Nick Banitt has been with Minitex since 2005 and currently manages the day-to-day operations of the MNLINK program, which includes providing staff support & training, as well as a help desk for end users. Nick's other duties includes supervisory duties and managing the Resource Sharing electronic delivery work area.
What is one of the most rewarding aspects in your current role at Minitex?
Nick: I feel very lucky to be in a position where I work for an organization that is very highly regarded, where my specific role is to support a popular program. I’ve been working with the MNLINK program since shortly after it launched. We support a helpdesk for end users where we frequently receive a positive response. It is very fulfilling when you assist a user to resolve an issue, or hear their experience how the program helped them personally.
In your mind, what was the biggest challenge for MNLINK during the early stages of the pandemic and how did it resolve?
Nick: MNLINK is a program primarily used for returnable ILL requests, and as the pandemic flared in March 2020 every day was something new we had never thought through how to manage. Very quickly in conversations above me people were asking how we would maintain services for libraries, and it was decided that the most important factor with no physical lending was electronic resources expansion. The University of Minnesota Libraries approached Minitex Resource Sharing with the idea that the pandemic gave just cause to open up restrictive licenses. I quickly outlined a proposal based on ideas that were presented and went to work implementing a new workflow. We were very lucky that the VDX program is so flexible to allow us to transition quickly, as well as having some of the best support players from the vendor to implement significant changes. Other Minitex staff outside of Resource Sharing were equally responsive to the challenges.
Are there any experiences for you early in life that served as inspiration to pursue a career in the library world?
I grew up in a small town in rural Nebraska, and we had a very small library in town.
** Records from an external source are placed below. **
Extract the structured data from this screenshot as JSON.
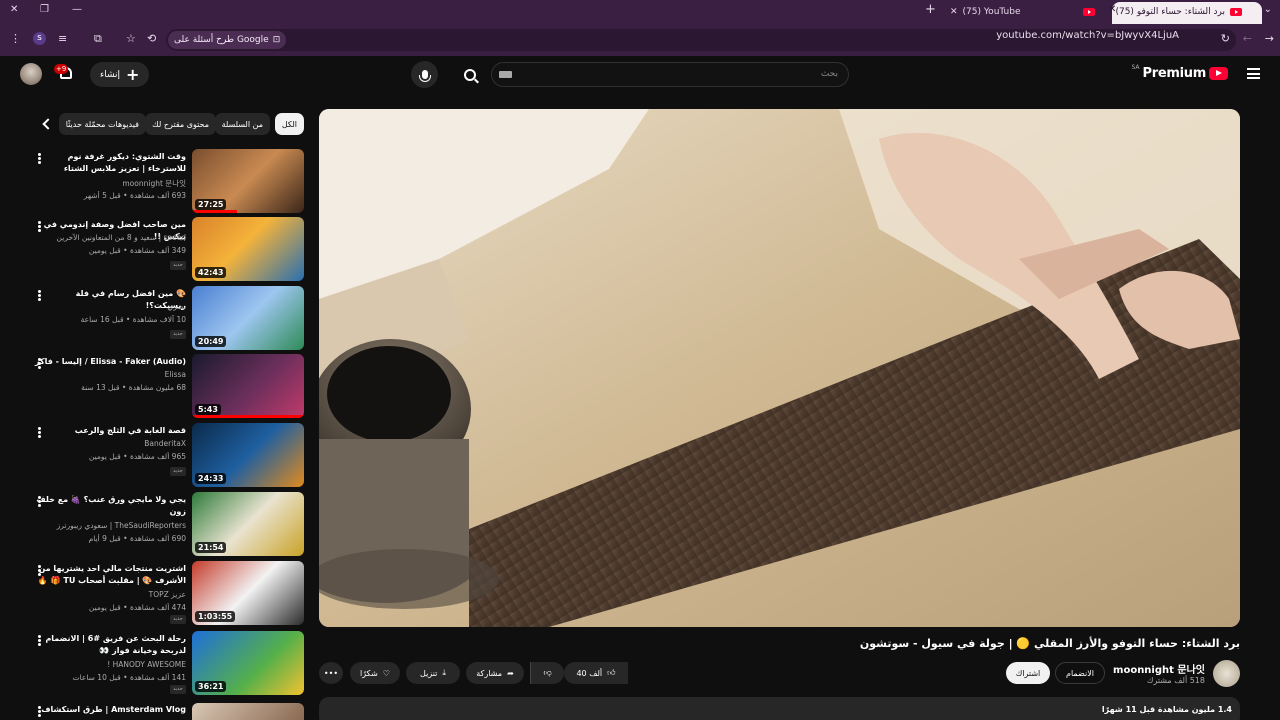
{
  "browser": {
    "tabs": [
      {
        "label": "(75) برد الشتاء: حساء التوفو",
        "active": true
      },
      {
        "label": "(75) YouTube",
        "active": false
      }
    ],
    "url": "youtube.com/watch?v=bJwyvX4LjuA",
    "google_chip": "طرح أسئلة على Google"
  },
  "header": {
    "logo_text": "Premium",
    "country_code": "SA",
    "search_placeholder": "بحث",
    "create_label": "إنشاء",
    "notification_count": "+9"
  },
  "video": {
    "title": "برد الشتاء: حساء التوفو والأرز المقلي 🟡 | جولة في سيول - سوتشون",
    "channel_name": "moonnight 문나잇",
    "subscribers": "518 ألف مشترك",
    "join_label": "الانضمام",
    "subscribe_label": "اشتراك",
    "likes": "40 ألف",
    "share_label": "مشاركة",
    "download_label": "تنزيل",
    "thanks_label": "شكرًا",
    "description_meta": "1.4 مليون مشاهدة قبل 11 شهرًا"
  },
  "chips": [
    {
      "label": "الكل",
      "active": true
    },
    {
      "label": "من السلسلة",
      "active": false
    },
    {
      "label": "محتوى مقترح لك",
      "active": false
    },
    {
      "label": "فيديوهات محمّلة حديثًا",
      "active": false
    }
  ],
  "recommendations": [
    {
      "title": "وقت الشتوي: ديكور غرفة نوم للاسترخاء | تعزيز ملابس الشتاء ومكائن السقف (with...",
      "channel": "moonnight 문나잇",
      "meta": "693 ألف مشاهدة • قبل 5 أشهر",
      "duration": "27:25",
      "badge": ""
    },
    {
      "title": "مين صاحب افضل وصفة إندومي في بيكس !!",
      "channel": "saeed | سعيد و 8 من المتعاونين الآخرين",
      "meta": "349 ألف مشاهدة • قبل يومين",
      "duration": "42:43",
      "badge": "جديد"
    },
    {
      "title": "🎨 مين افضل رسام في فلة ريسيكت؟!",
      "channel": "نصري",
      "meta": "10 آلاف مشاهدة • قبل 16 ساعة",
      "duration": "20:49",
      "badge": "جديد"
    },
    {
      "title": "Elissa - Faker (Audio) / إليسا - فاكر",
      "channel": "Elissa",
      "meta": "68 مليون مشاهدة • قبل 13 سنة",
      "duration": "5:43",
      "badge": ""
    },
    {
      "title": "قصة الغابة في الثلج والرعب",
      "channel": "BanderitaX",
      "meta": "965 ألف مشاهدة • قبل يومين",
      "duration": "24:33",
      "badge": "جديد"
    },
    {
      "title": "يجي ولا مايجي ورق عنب؟ 🍇 مع خلف زون",
      "channel": "TheSaudiReporters | سعودي ريبورترز",
      "meta": "690 ألف مشاهدة • قبل 9 أيام",
      "duration": "21:54",
      "badge": ""
    },
    {
      "title": "اشتريت منتجات مالي احد يشتريها من الأشرف 🎨 | مقلبت أصحاب TU 🎁 🔥",
      "channel": "عزيز TOPZ",
      "meta": "474 ألف مشاهدة • قبل يومين",
      "duration": "1:03:55",
      "badge": "جديد"
    },
    {
      "title": "رحلة البحث عن فريق #6 | الانضمام لدربحة وخيانة فواز 👀",
      "channel": "HANODY AWESOME !",
      "meta": "141 ألف مشاهدة • قبل 10 ساعات",
      "duration": "36:21",
      "badge": "جديد"
    },
    {
      "title": "Amsterdam Vlog | طرق استكشاف",
      "channel": "",
      "meta": "",
      "duration": "",
      "badge": ""
    }
  ],
  "colors": {
    "browser_chrome": "#3a1f43",
    "background": "#0f0f0f",
    "youtube_red": "#ff0033"
  }
}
I don’t remember going there much. My parents had a large library at home, but I have never really been into reading books from cover to cover (other than my Richard Scarry books!). The one collection I was drawn to and read over and over was a 1971 WorldBook Encyclopedia set. I love to absorb information. It wasn’t until I went to college and got a job in the campus library that I ever really considered the work.
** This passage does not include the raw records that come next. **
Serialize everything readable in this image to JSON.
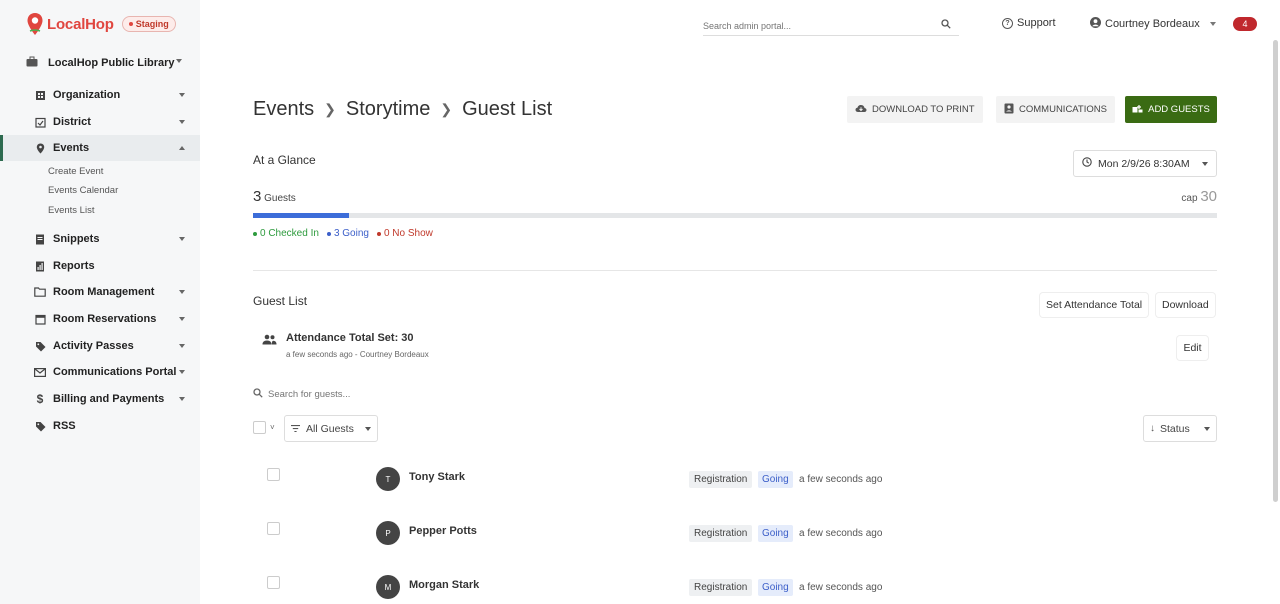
{
  "brand": {
    "name": "LocalHop",
    "env_badge": "Staging"
  },
  "sidebar": {
    "org": "LocalHop Public Library",
    "items": [
      {
        "label": "Organization",
        "icon": "building-icon",
        "has_caret": true
      },
      {
        "label": "District",
        "icon": "calendar-check-icon",
        "has_caret": true
      },
      {
        "label": "Events",
        "icon": "location-pin-icon",
        "has_caret": true,
        "active": true
      },
      {
        "label": "Snippets",
        "icon": "document-icon",
        "has_caret": true
      },
      {
        "label": "Reports",
        "icon": "report-icon",
        "has_caret": false
      },
      {
        "label": "Room Management",
        "icon": "folder-icon",
        "has_caret": true
      },
      {
        "label": "Room Reservations",
        "icon": "calendar-icon",
        "has_caret": true
      },
      {
        "label": "Activity Passes",
        "icon": "tag-icon",
        "has_caret": true
      },
      {
        "label": "Communications Portal",
        "icon": "mail-icon",
        "has_caret": true
      },
      {
        "label": "Billing and Payments",
        "icon": "dollar-icon",
        "has_caret": true
      },
      {
        "label": "RSS",
        "icon": "tag-icon",
        "has_caret": false
      }
    ],
    "sub_items": [
      "Create Event",
      "Events Calendar",
      "Events List"
    ]
  },
  "header": {
    "search_placeholder": "Search admin portal...",
    "support": "Support",
    "user": "Courtney Bordeaux",
    "notifications": "4"
  },
  "page": {
    "breadcrumb": [
      "Events",
      "Storytime",
      "Guest List"
    ],
    "actions": {
      "download_print": "DOWNLOAD TO PRINT",
      "communications": "COMMUNICATIONS",
      "add_guests": "ADD GUESTS"
    },
    "glance": {
      "title": "At a Glance",
      "date": "Mon 2/9/26 8:30AM",
      "guest_count": "3",
      "guests_label": "Guests",
      "cap_label": "cap",
      "cap_value": "30",
      "progress_fraction": 0.1,
      "checked_in": "0 Checked In",
      "going": "3 Going",
      "no_show": "0 No Show"
    },
    "guest_list": {
      "title": "Guest List",
      "set_attendance": "Set Attendance Total",
      "download": "Download",
      "attendance_title": "Attendance Total Set: 30",
      "attendance_sub": "a few seconds ago - Courtney Bordeaux",
      "edit": "Edit",
      "search_placeholder": "Search for guests...",
      "filter": "All Guests",
      "status_filter": "Status",
      "guests": [
        {
          "initial": "T",
          "name": "Tony Stark",
          "type": "Registration",
          "status": "Going",
          "time": "a few seconds ago"
        },
        {
          "initial": "P",
          "name": "Pepper Potts",
          "type": "Registration",
          "status": "Going",
          "time": "a few seconds ago"
        },
        {
          "initial": "M",
          "name": "Morgan Stark",
          "type": "Registration",
          "status": "Going",
          "time": "a few seconds ago"
        }
      ]
    }
  },
  "colors": {
    "brand_red": "#e0463f",
    "add_green": "#3a6b13",
    "progress_blue": "#3c6dd9",
    "checked_in_green": "#2e9b3e",
    "going_blue": "#3c5fc9",
    "no_show_red": "#c0392b"
  }
}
What is a fun fact about you that may surprise most that have worked with you?
Nick: I used to have 2 autographs from Maurice “Mad Dog” Vachon. I traded one to my college roommate for an autographed picture of Iron Eyes Cody.
I got the first Mad Dog autograph at a Twins game at Met Stadium. My brother was scanning the crowd with binoculars and he spied him in another section. We were able to talk our way through some ushers since we were in the outfield bleachers and he was along the 3rd baseline. When we got over there, he grunted at us but we got our autographs!
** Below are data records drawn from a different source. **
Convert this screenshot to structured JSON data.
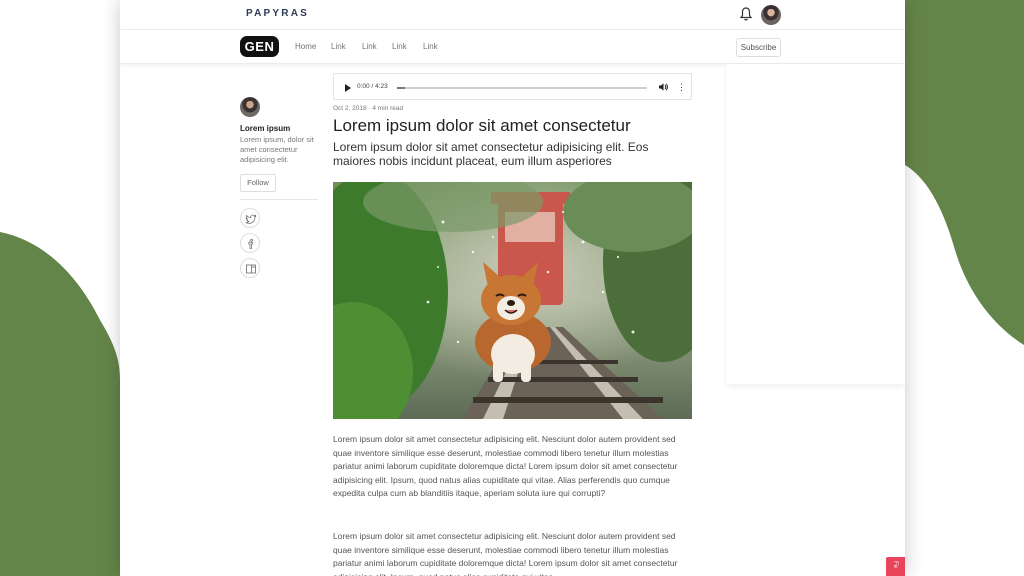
{
  "header": {
    "brand": "PAPYRAS",
    "bell_icon": "bell-icon",
    "avatar_icon": "user-avatar"
  },
  "nav": {
    "logo": "GEN",
    "links": [
      "Home",
      "Link",
      "Link",
      "Link",
      "Link"
    ],
    "subscribe_label": "Subscribe"
  },
  "author": {
    "name": "Lorem ipsum",
    "bio": "Lorem ipsum, dolor sit amet consectetur adipisicing elit.",
    "follow_label": "Follow",
    "share_icons": [
      "twitter-icon",
      "facebook-icon",
      "bookmark-icon"
    ]
  },
  "audio": {
    "time": "0:00 / 4:23",
    "progress": 0.03
  },
  "article": {
    "meta": "Oct 2, 2018 · 4 min read",
    "title": "Lorem ipsum dolor sit amet consectetur",
    "subtitle": "Lorem ipsum dolor sit amet consectetur adipisicing elit. Eos maiores nobis incidunt placeat, eum illum asperiores",
    "hero_image": "corgi on railway tracks",
    "paragraphs": [
      "Lorem ipsum dolor sit amet consectetur adipisicing elit. Nesciunt dolor autem provident sed quae inventore similique esse deserunt, molestiae commodi libero tenetur illum molestias pariatur animi laborum cupiditate doloremque dicta! Lorem ipsum dolor sit amet consectetur adipisicing elit. Ipsum, quod natus alias cupiditate qui vitae. Alias perferendis quo cumque expedita culpa cum ab blanditiis itaque, aperiam soluta iure qui corrupti?",
      "Lorem ipsum dolor sit amet consectetur adipisicing elit. Nesciunt dolor autem provident sed quae inventore similique esse deserunt, molestiae commodi libero tenetur illum molestias pariatur animi laborum cupiditate doloremque dicta! Lorem ipsum dolor sit amet consectetur adipisicing elit. Ipsum, quod natus alias cupiditate qui vitae."
    ]
  },
  "colors": {
    "background_blob": "#648549",
    "brand": "#2d3b55",
    "feedback_tab": "#e8445a"
  }
}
The second autograph was much later, and a little sad. Mad Dog was hit by a car while out jogging, and ended up having a leg amputated. While he was in recovery my cousin who was interning at the hospital got the autograph because he knew I was a big fan.
Do you have a favorite spot you've traveled to or a bucket list destination that you are looking forward to visiting one day?
Nick: I have been fascinated by Lake Baikal in Russia since I was a child, and taking the trans-Siberian railway as a means of transportation would be the ultimate vacation with the stopover at Baikal.
You have been known to, on occasion, break out into song to liven up meetings. In another dimension do you think there is a Nick Banitt World Tour going on?
Nick: I have retired from public performance. Music has always been a significant part of my life and that will continue. Music will often inspire people in ways beyond standard oral conversation, and I still believe there are moments where it is the right time to break out into song. You never know when the inspiration will strike!